+++ Materials provided

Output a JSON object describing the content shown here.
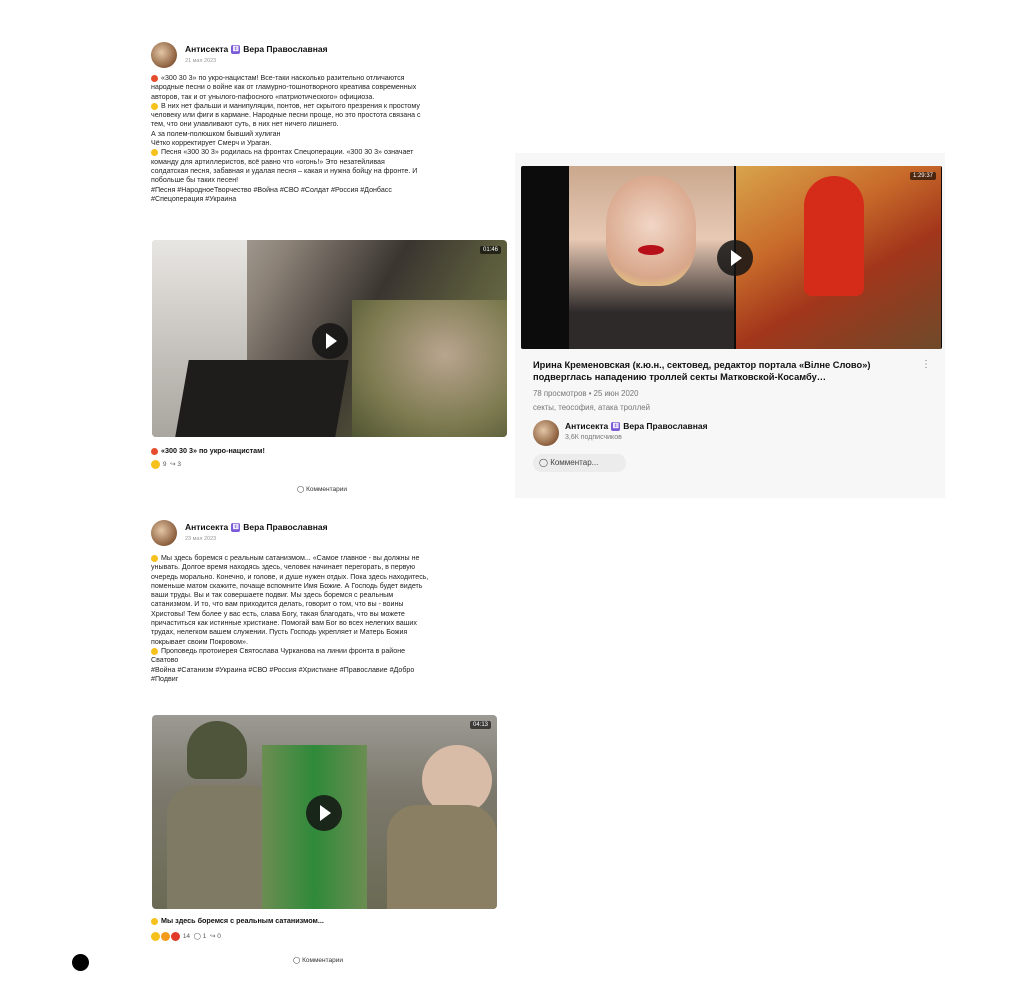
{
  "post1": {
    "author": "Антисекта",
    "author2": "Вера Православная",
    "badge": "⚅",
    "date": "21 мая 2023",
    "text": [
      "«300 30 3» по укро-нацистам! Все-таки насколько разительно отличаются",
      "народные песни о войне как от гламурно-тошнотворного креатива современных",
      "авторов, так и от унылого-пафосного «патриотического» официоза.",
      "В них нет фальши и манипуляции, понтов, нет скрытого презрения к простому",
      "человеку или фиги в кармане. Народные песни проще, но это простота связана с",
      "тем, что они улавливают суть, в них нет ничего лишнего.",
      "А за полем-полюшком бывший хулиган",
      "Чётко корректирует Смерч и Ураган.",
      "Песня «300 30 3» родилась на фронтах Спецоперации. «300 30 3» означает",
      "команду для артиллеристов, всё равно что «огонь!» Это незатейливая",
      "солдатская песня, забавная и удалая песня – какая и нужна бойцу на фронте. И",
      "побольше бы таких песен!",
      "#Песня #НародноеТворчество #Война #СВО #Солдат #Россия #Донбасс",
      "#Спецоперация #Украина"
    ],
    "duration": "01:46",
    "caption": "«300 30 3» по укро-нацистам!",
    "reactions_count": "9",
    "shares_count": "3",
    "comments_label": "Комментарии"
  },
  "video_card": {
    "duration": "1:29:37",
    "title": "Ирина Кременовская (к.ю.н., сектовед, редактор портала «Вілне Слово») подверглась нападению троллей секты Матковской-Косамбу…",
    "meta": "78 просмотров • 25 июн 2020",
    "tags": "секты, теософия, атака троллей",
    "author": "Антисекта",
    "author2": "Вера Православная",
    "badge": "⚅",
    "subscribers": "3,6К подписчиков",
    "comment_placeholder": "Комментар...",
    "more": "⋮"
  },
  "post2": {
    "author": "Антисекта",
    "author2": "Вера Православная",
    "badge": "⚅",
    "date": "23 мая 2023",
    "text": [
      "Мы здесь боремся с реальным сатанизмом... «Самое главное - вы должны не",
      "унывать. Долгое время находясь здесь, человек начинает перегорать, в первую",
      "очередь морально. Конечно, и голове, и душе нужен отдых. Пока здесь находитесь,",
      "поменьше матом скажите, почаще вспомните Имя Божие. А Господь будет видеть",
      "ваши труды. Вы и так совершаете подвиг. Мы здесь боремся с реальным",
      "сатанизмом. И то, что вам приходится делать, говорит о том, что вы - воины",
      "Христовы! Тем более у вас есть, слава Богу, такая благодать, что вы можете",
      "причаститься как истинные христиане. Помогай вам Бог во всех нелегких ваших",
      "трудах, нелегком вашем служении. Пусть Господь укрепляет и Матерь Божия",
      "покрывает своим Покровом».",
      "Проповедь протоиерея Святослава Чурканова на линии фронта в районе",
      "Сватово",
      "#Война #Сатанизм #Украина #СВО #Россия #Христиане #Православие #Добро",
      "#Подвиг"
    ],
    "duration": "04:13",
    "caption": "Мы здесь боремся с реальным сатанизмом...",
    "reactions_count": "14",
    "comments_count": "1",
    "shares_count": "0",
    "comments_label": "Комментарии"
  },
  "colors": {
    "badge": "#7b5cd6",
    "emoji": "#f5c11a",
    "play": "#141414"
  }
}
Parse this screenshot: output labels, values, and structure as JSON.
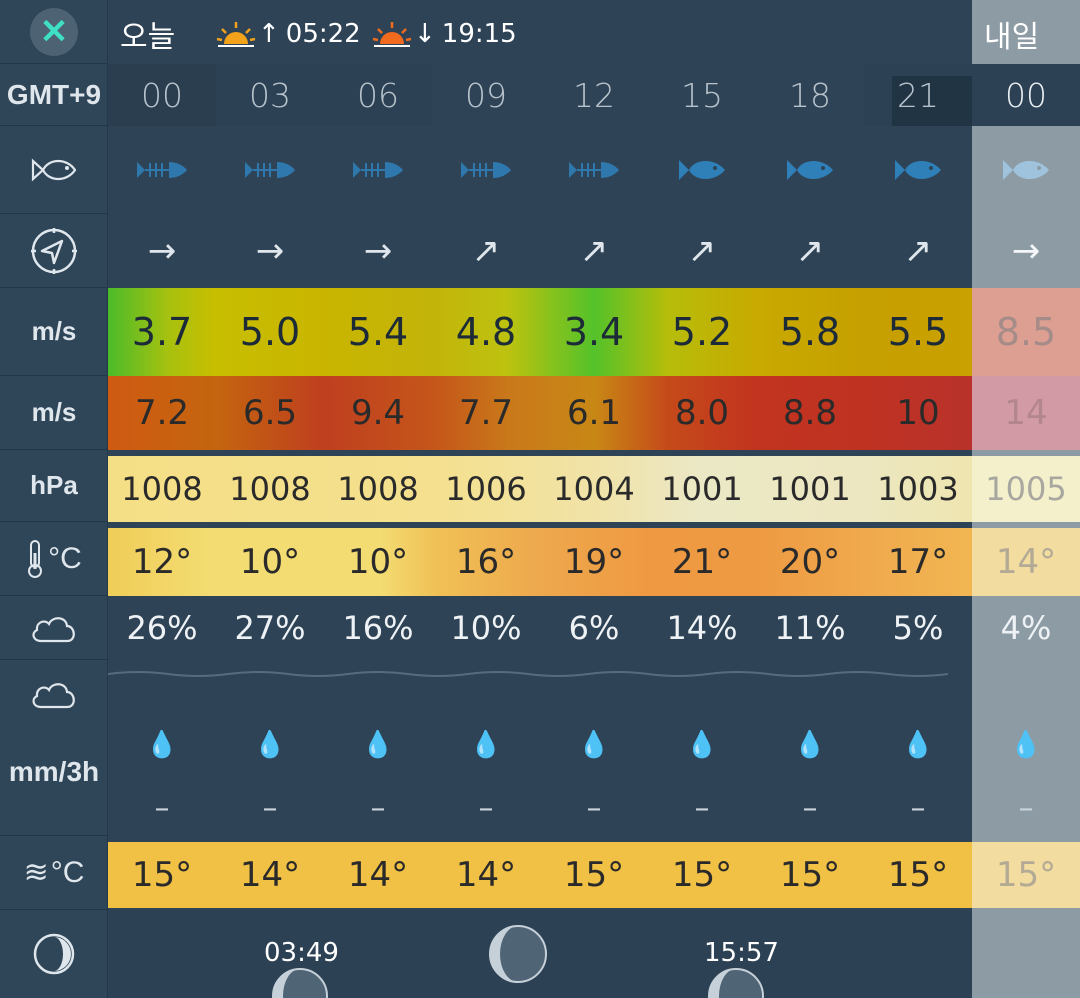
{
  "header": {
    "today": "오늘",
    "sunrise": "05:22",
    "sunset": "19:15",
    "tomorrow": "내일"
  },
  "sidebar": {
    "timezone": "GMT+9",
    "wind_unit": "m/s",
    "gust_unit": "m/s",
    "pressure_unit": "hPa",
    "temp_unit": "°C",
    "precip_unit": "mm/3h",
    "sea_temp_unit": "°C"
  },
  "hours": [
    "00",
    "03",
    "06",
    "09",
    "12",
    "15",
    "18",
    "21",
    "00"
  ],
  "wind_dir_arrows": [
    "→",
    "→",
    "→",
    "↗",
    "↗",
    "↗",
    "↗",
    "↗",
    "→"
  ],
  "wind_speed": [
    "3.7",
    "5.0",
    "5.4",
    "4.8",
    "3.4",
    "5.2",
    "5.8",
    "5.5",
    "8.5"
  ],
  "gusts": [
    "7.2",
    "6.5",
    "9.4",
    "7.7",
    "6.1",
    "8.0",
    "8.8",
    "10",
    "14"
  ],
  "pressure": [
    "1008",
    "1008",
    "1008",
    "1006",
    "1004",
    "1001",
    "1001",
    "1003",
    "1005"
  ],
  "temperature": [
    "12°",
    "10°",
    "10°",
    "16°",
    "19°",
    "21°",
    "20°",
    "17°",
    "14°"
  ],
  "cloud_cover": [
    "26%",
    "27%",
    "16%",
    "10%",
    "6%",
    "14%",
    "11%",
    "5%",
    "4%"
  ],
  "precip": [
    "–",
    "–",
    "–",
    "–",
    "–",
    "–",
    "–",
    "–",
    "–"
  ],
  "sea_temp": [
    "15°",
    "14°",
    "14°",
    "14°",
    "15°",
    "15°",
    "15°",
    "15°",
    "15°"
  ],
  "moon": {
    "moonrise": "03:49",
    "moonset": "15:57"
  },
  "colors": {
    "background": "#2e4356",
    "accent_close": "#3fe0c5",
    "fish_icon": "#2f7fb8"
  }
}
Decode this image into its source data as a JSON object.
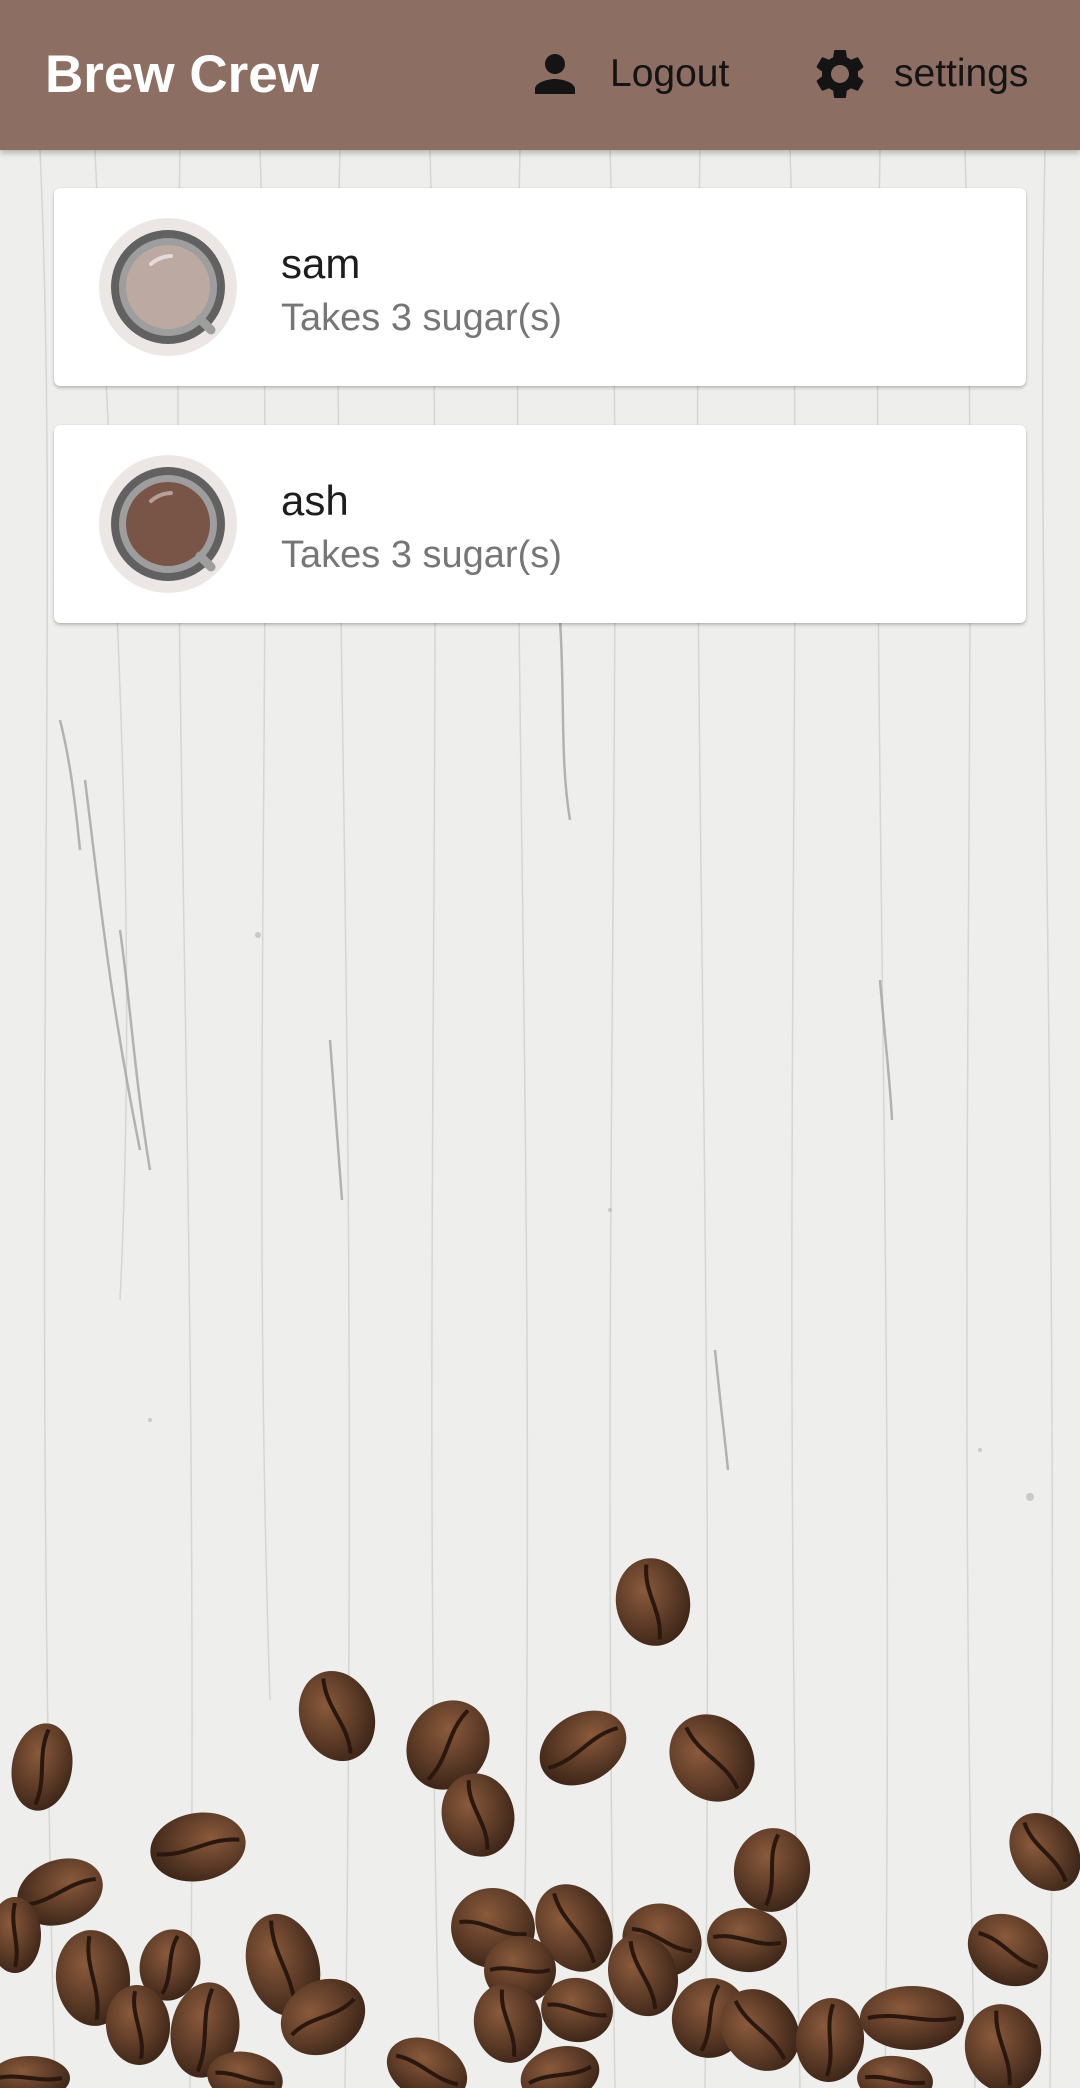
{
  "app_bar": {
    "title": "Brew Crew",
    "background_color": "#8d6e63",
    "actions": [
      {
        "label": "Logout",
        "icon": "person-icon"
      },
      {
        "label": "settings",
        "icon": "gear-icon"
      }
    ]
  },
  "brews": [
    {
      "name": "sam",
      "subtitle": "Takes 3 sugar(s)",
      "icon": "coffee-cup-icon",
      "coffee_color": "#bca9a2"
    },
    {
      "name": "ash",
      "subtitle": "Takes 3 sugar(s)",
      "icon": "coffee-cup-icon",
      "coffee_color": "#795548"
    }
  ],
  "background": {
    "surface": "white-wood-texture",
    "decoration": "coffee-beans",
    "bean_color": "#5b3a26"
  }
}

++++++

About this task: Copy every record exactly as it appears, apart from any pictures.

Written response:
Output a JSON object describing the content shown here.
{
  "post1": {
    "author": "Антисекта",
    "author2": "Вера Православная",
    "badge": "⚅",
    "date": "21 мая 2023",
    "text": [
      "«300 30 3» по укро-нацистам! Все-таки насколько разительно отличаются",
      "народные песни о войне как от гламурно-тошнотворного креатива современных",
      "авторов, так и от унылого-пафосного «патриотического» официоза.",
      "В них нет фальши и манипуляции, понтов, нет скрытого презрения к простому",
      "человеку или фиги в кармане. Народные песни проще, но это простота связана с",
      "тем, что они улавливают суть, в них нет ничего лишнего.",
      "А за полем-полюшком бывший хулиган",
      "Чётко корректирует Смерч и Ураган.",
      "Песня «300 30 3» родилась на фронтах Спецоперации. «300 30 3» означает",
      "команду для артиллеристов, всё равно что «огонь!» Это незатейливая",
      "солдатская песня, забавная и удалая песня – какая и нужна бойцу на фронте. И",
      "побольше бы таких песен!",
      "#Песня #НародноеТворчество #Война #СВО #Солдат #Россия #Донбасс",
      "#Спецоперация #Украина"
    ],
    "duration": "01:46",
    "caption": "«300 30 3» по укро-нацистам!",
    "reactions_count": "9",
    "shares_count": "3",
    "comments_label": "Комментарии"
  },
  "video_card": {
    "duration": "1:29:37",
    "title": "Ирина Кременовская (к.ю.н., сектовед, редактор портала «Вілне Слово») подверглась нападению троллей секты Матковской-Косамбу…",
    "meta": "78 просмотров • 25 июн 2020",
    "tags": "секты, теософия, атака троллей",
    "author": "Антисекта",
    "author2": "Вера Православная",
    "badge": "⚅",
    "subscribers": "3,6К подписчиков",
    "comment_placeholder": "Комментар...",
    "more": "⋮"
  },
  "post2": {
    "author": "Антисекта",
    "author2": "Вера Православная",
    "badge": "⚅",
    "date": "23 мая 2023",
    "text": [
      "Мы здесь боремся с реальным сатанизмом... «Самое главное - вы должны не",
      "унывать. Долгое время находясь здесь, человек начинает перегорать, в первую",
      "очередь морально. Конечно, и голове, и душе нужен отдых. Пока здесь находитесь,",
      "поменьше матом скажите, почаще вспомните Имя Божие. А Господь будет видеть",
      "ваши труды. Вы и так совершаете подвиг. Мы здесь боремся с реальным",
      "сатанизмом. И то, что вам приходится делать, говорит о том, что вы - воины",
      "Христовы! Тем более у вас есть, слава Богу, такая благодать, что вы можете",
      "причаститься как истинные христиане. Помогай вам Бог во всех нелегких ваших",
      "трудах, нелегком вашем служении. Пусть Господь укрепляет и Матерь Божия",
      "покрывает своим Покровом».",
      "Проповедь протоиерея Святослава Чурканова на линии фронта в районе",
      "Сватово",
      "#Война #Сатанизм #Украина #СВО #Россия #Христиане #Православие #Добро",
      "#Подвиг"
    ],
    "duration": "04:13",
    "caption": "Мы здесь боремся с реальным сатанизмом...",
    "reactions_count": "14",
    "comments_count": "1",
    "shares_count": "0",
    "comments_label": "Комментарии"
  },
  "colors": {
    "badge": "#7b5cd6",
    "emoji": "#f5c11a",
    "play": "#141414"
  }
}
Parse this screenshot: output labels, values, and structure as JSON.
{
  "header": {
    "today": "오늘",
    "sunrise": "05:22",
    "sunset": "19:15",
    "tomorrow": "내일"
  },
  "sidebar": {
    "timezone": "GMT+9",
    "wind_unit": "m/s",
    "gust_unit": "m/s",
    "pressure_unit": "hPa",
    "temp_unit": "°C",
    "precip_unit": "mm/3h",
    "sea_temp_unit": "°C"
  },
  "hours": [
    "00",
    "03",
    "06",
    "09",
    "12",
    "15",
    "18",
    "21",
    "00"
  ],
  "wind_dir_arrows": [
    "→",
    "→",
    "→",
    "↗",
    "↗",
    "↗",
    "↗",
    "↗",
    "→"
  ],
  "wind_speed": [
    "3.7",
    "5.0",
    "5.4",
    "4.8",
    "3.4",
    "5.2",
    "5.8",
    "5.5",
    "8.5"
  ],
  "gusts": [
    "7.2",
    "6.5",
    "9.4",
    "7.7",
    "6.1",
    "8.0",
    "8.8",
    "10",
    "14"
  ],
  "pressure": [
    "1008",
    "1008",
    "1008",
    "1006",
    "1004",
    "1001",
    "1001",
    "1003",
    "1005"
  ],
  "temperature": [
    "12°",
    "10°",
    "10°",
    "16°",
    "19°",
    "21°",
    "20°",
    "17°",
    "14°"
  ],
  "cloud_cover": [
    "26%",
    "27%",
    "16%",
    "10%",
    "6%",
    "14%",
    "11%",
    "5%",
    "4%"
  ],
  "precip": [
    "–",
    "–",
    "–",
    "–",
    "–",
    "–",
    "–",
    "–",
    "–"
  ],
  "sea_temp": [
    "15°",
    "14°",
    "14°",
    "14°",
    "15°",
    "15°",
    "15°",
    "15°",
    "15°"
  ],
  "moon": {
    "moonrise": "03:49",
    "moonset": "15:57"
  },
  "colors": {
    "background": "#2e4356",
    "accent_close": "#3fe0c5",
    "fish_icon": "#2f7fb8"
  }
}
Decode this image into its source data as a JSON object.
{
  "app_bar": {
    "title": "Brew Crew",
    "background_color": "#8d6e63",
    "actions": [
      {
        "label": "Logout",
        "icon": "person-icon"
      },
      {
        "label": "settings",
        "icon": "gear-icon"
      }
    ]
  },
  "brews": [
    {
      "name": "sam",
      "subtitle": "Takes 3 sugar(s)",
      "icon": "coffee-cup-icon",
      "coffee_color": "#bca9a2"
    },
    {
      "name": "ash",
      "subtitle": "Takes 3 sugar(s)",
      "icon": "coffee-cup-icon",
      "coffee_color": "#795548"
    }
  ],
  "background": {
    "surface": "white-wood-texture",
    "decoration": "coffee-beans",
    "bean_color": "#5b3a26"
  }
}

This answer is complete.